She said the new administration would focus on the delivery of services as professionally, effectively and efficiently as possible. She also told the packed church that nursing played an important role in the lives of any nation.

“When you are born, the first person who receives you is a nurse. Teachers cannot teach if they are not well. Lawyers, judges and prosecutors cannot perform well in court when they are not well. Bank employees cannot look well after your money when they are not well. Nothing goes well if you are not well. Nurses come in that space to make sure that you are well,” Cllr Phalatse said.

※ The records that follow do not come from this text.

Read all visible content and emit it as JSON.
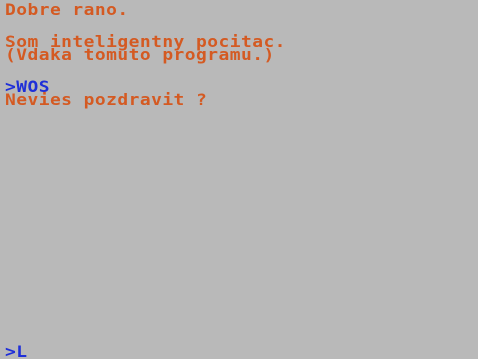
{
  "colors": {
    "background": "#b9b9b9",
    "output_text": "#d45a22",
    "input_text": "#1f2fd8"
  },
  "terminal": {
    "lines": [
      {
        "kind": "output",
        "text": "Dobre rano."
      },
      {
        "kind": "output",
        "text": "Som inteligentny pocitac."
      },
      {
        "kind": "output",
        "text": "(Vdaka tomuto programu.)"
      },
      {
        "kind": "input",
        "text": ">WOS"
      },
      {
        "kind": "output",
        "text": "Nevies pozdravit ?"
      }
    ],
    "prompt": {
      "symbol": ">",
      "cursor": "L"
    }
  }
}
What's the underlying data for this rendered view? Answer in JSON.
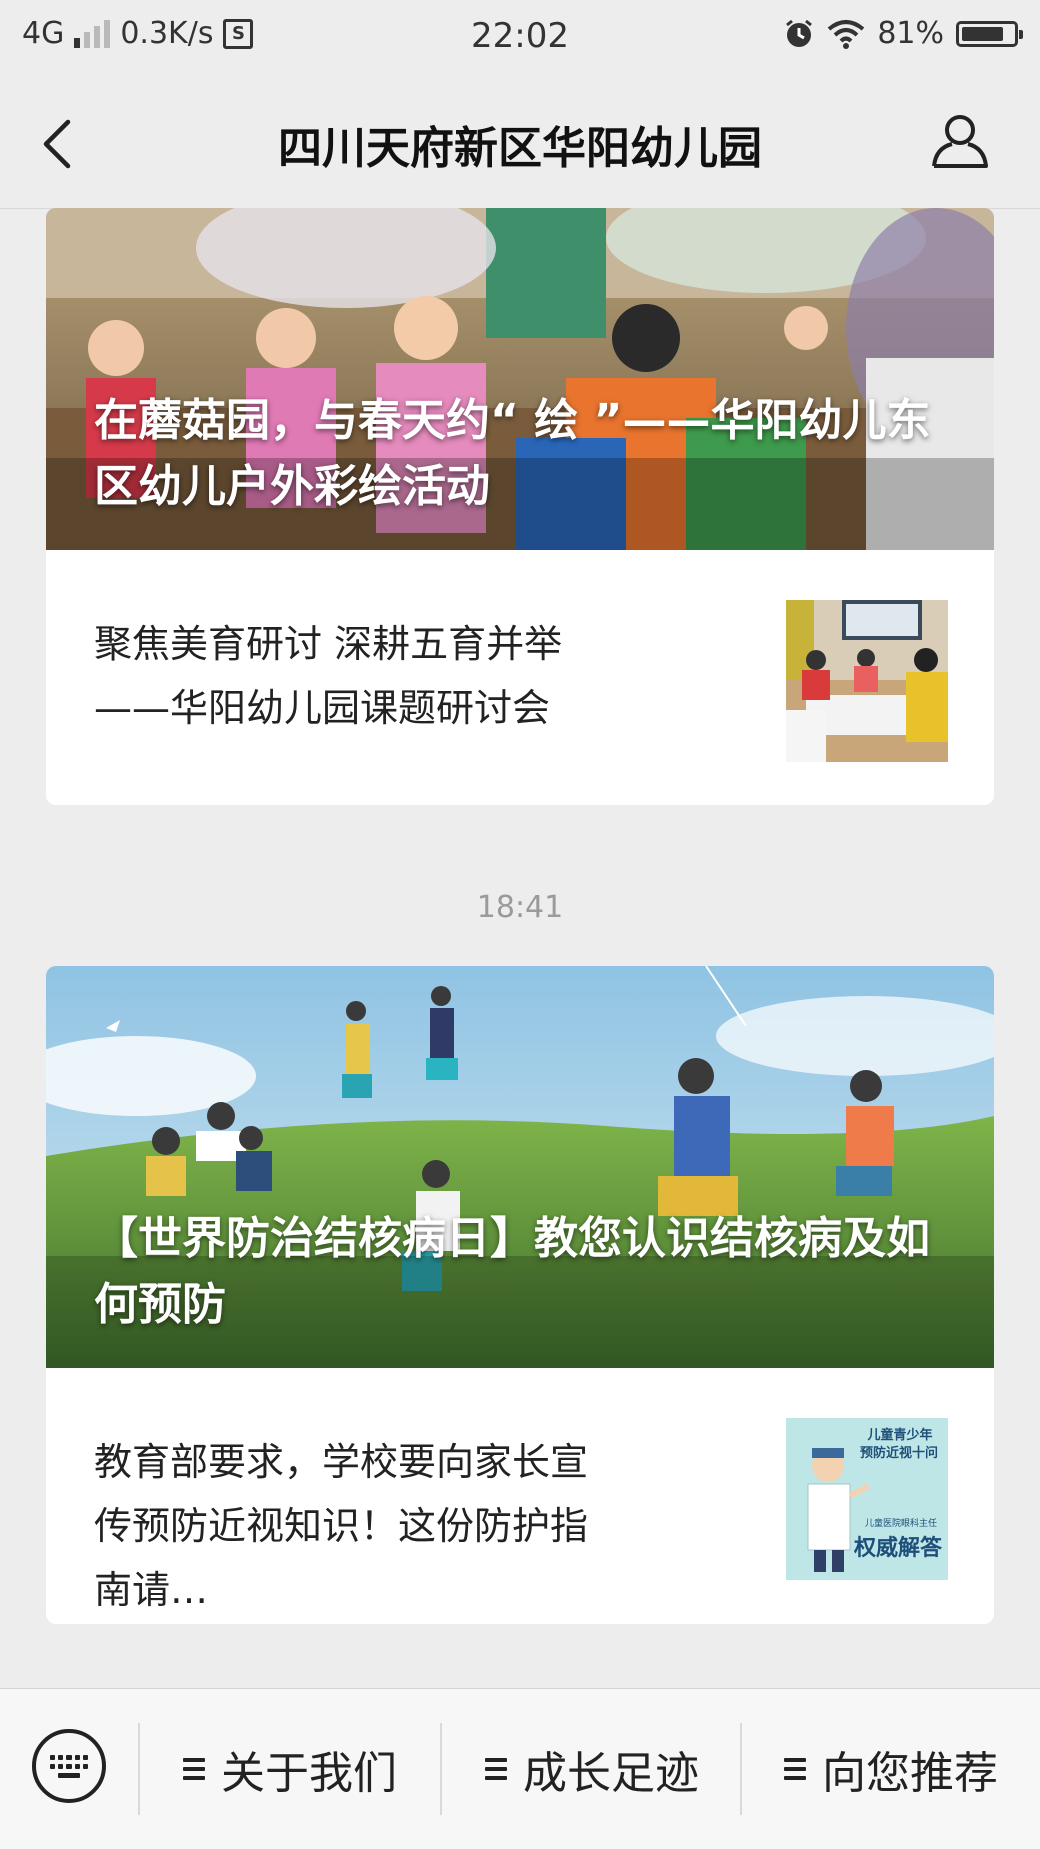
{
  "status_bar": {
    "network": "4G",
    "speed": "0.3K/s",
    "time": "22:02",
    "battery_percent": "81%",
    "battery_level": 0.81
  },
  "nav": {
    "title": "四川天府新区华阳幼儿园"
  },
  "card1": {
    "hero_title": "在蘑菇园，与春天约“ 绘 ”——华阳幼儿东区幼儿户外彩绘活动",
    "sub_title": "聚焦美育研讨  深耕五育并举——华阳幼儿园课题研讨会"
  },
  "timestamp": "18:41",
  "card2": {
    "hero_title": "【世界防治结核病日】教您认识结核病及如何预防",
    "sub_title": "教育部要求，学校要向家长宣传预防近视知识！这份防护指南请…",
    "thumb_text_line1": "儿童青少年",
    "thumb_text_line2": "预防近视十问",
    "thumb_text_small": "儿童医院眼科主任",
    "thumb_text_big": "权威解答"
  },
  "menu": {
    "items": [
      {
        "label": "关于我们"
      },
      {
        "label": "成长足迹"
      },
      {
        "label": "向您推荐"
      }
    ]
  },
  "colors": {
    "background": "#ededed",
    "card": "#ffffff",
    "timestamp": "#9a9a9a"
  }
}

A medical doctor by profession, Cllr Phalatse said even doctors needed nurses to be able to their job well. She said nurses studied for two to four years to qualify, while doctors studied for seven years.

“By the time we qualify as doctors, nurses will have been in the field for three or more years. Nurses know patients more than doctors do. As doctors we do ward rounds and spend little time with patients. Nurses are the ones who know patients passionately. They understand a patient better than doctors do. Doctors rely heavily on nurses,” she said.

Cllr Phalatse said for doctors to succeed in performing their duties well, a good and professional relationship between them and nurses was crucial. “Once that relationship is there, the beneficiary is none other than the patient. Patients should know very well that when they get well, the bulk of the work would have been done by a nurse. That is the person they need to thank.”

She said she was aware that nursing had been the most difficult job to perform four many.

“This is not because nurses are unable to perform. It is because of the environment under which they work. Often nurses work up to 12 hours looking after about 100 patients in a ward in a single day. A nurse is expected to know each and every patient’s problem.

“Sometimes these nurses go beyond the call of duty. They end up being social workers in the ward. Being physiotherapists. Being lawyers. Remember that social workers and other specialist health practitioners do ward visits. They don’t stay in the ward like nurses do. Nurses become everything to patients once those professionals are gone,” she said.